What particular ethnic group or nationality - such as English, French, Italian, Irish, Latino, Jewish, African American, and so forth - do you consider yourself a part of or feel closest to?
Black or African American: 6%
Would you say that Donald Trump has done an excellent good, fair or poor job as President?
Never heard of: 0%
Cannot rate: 3%
Would you say that Jack Reed has done an excellent good, fair or poor job as a United States Senator?
Never heard of: 6%
Cannot rate: 6%
Would you say that Sheldon Whitehouse has done an excellent good, fair or poor job as a United States Senator?

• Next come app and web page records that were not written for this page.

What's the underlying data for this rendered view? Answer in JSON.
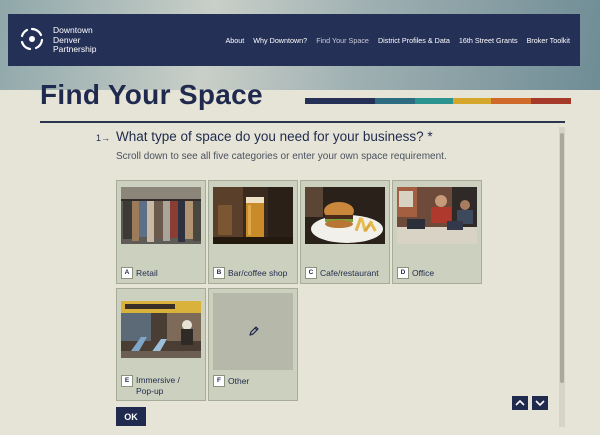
{
  "header": {
    "brand_lines": [
      "Downtown",
      "Denver",
      "Partnership"
    ],
    "nav": [
      {
        "label": "About",
        "active": false
      },
      {
        "label": "Why Downtown?",
        "active": false
      },
      {
        "label": "Find Your Space",
        "active": true
      },
      {
        "label": "District Profiles & Data",
        "active": false
      },
      {
        "label": "16th Street Grants",
        "active": false
      },
      {
        "label": "Broker Toolkit",
        "active": false
      }
    ]
  },
  "page": {
    "title": "Find Your Space",
    "stripe_colors": [
      "#253057",
      "#2d6b80",
      "#2b9490",
      "#d4a72c",
      "#cf6a2a",
      "#a63a2a"
    ]
  },
  "question": {
    "number": "1",
    "text": "What type of space do you need for your business? *",
    "subtext": "Scroll down to see all five categories or enter your own space requirement."
  },
  "options": [
    {
      "key": "A",
      "label": "Retail",
      "image": "clothing-rack-photo"
    },
    {
      "key": "B",
      "label": "Bar/coffee shop",
      "image": "beer-glass-photo"
    },
    {
      "key": "C",
      "label": "Cafe/restaurant",
      "image": "burger-fries-photo"
    },
    {
      "key": "D",
      "label": "Office",
      "image": "office-workers-photo"
    },
    {
      "key": "E",
      "label": "Immersive / Pop-up",
      "image": "popup-lounge-photo"
    },
    {
      "key": "F",
      "label": "Other",
      "image": "pencil-icon"
    }
  ],
  "controls": {
    "ok_label": "OK",
    "up_icon": "chevron-up-icon",
    "down_icon": "chevron-down-icon"
  }
}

Never heard of: 6%
Cannot rate: 7%
Would you say that David Cicilline has done an excellent good, fair or poor job as a Member of Congress?
Never heard of: 6%
Cannot rate: 8%
Would you say that James Langevin has done an excellent good, fair or poor job as a Member of Congress?
Never heard of: 13%
Cannot rate: 11%
Would you say that Gina Raimondo has done an excellent good, fair or poor job as Governor?
Never heard of: 1%
Cannot rate: 3%
Would you say that Daniel McKee has done an excellent good, fair or poor job as Lieutenant Governor?
Never heard of: 26%
Cannot rate: 25%
Would you say that Peter Kilmartin has done an excellent good, fair or poor job as Attorney General?
Never heard of: 13%
Cannot rate: 19%
Would you say that Seth Magaziner has done an excellent good, fair or poor job as General Treasurer?
Never heard of: 21%
Cannot rate: 21%
Would you say that Nellie Gorbea has done an excellent good, fair or poor job as Secretary of State?
Never heard of: 20%
Cannot rate: 23%
- Sunday Political Brunch: The Roy Moore Fallout—December 17, 2017
- Sunday Political Brunch: Is this a Franken-Stein Strategy?—December 10, 2017
- Sunday Political Brunch: Tax Reform - To Infinity And Beyond? - December 24, 2017
- Sunday Political Brunch: The Top Political Stories of the Year - December 31, 2017
- Sunday Political Brunch: The Irish Connection - January 7, 2018
- Sunday Political Brunch: Why Republicans Had to Pivot on Roy Moore—November 26, 2017
- Sunday Political Brunch: Why is South Carolina Such a Pivotal State—November 19, 2017
- Sunday Political Brunch—October 22 - Could There be a “Trump Effect” in 2018?
- Sunday Political Brunch: Is Republican Party at a Crossroads?—October 29, 2017
- Sunday Political Brunch: President Trump Had a Roller Coaster Week—November 5, 2017
- Sunday Political Brunch - The Perils of Party Infighting—November 12, 2017
- Sunday Political Brunch: The Intersection Of Math And Politics
- Sunday Political Brunch: Trump’s First Year Report Card—January 21, 2018
- A ‘Topsy-Turvy’ White House—Sunday Political Brunch - March 18, 2018
- Could Trump’s Erosion Become a Political Avalanche?—Sunday Political Brunch March 11
- The Sunday Political Brunch—March 25, 2018
- Time for a Political Smackdown Sunday Political Brunch April 1, 2018
- The Race to the Primary Finish Line - Sunday Political Brunch April 8, 2018
- Of Political Turning Points - Sunday Political Brunch March 4
- It’s a Pot Luck Sunday Political Brunch – February 25
- Sunday Political Brunch: Before and After the Storms—January 28, 2018
- Sunday Political Brunch: The Intersection of Sports and Politics - February 4, 2018
- Sunday Political Brunch: This Year’s Political Valentines
- Sunday Political Brunch—The Looming March Madness of Politics February 18
- On the Road Again on the Political Trail - The Sunday Political Brunch, April 15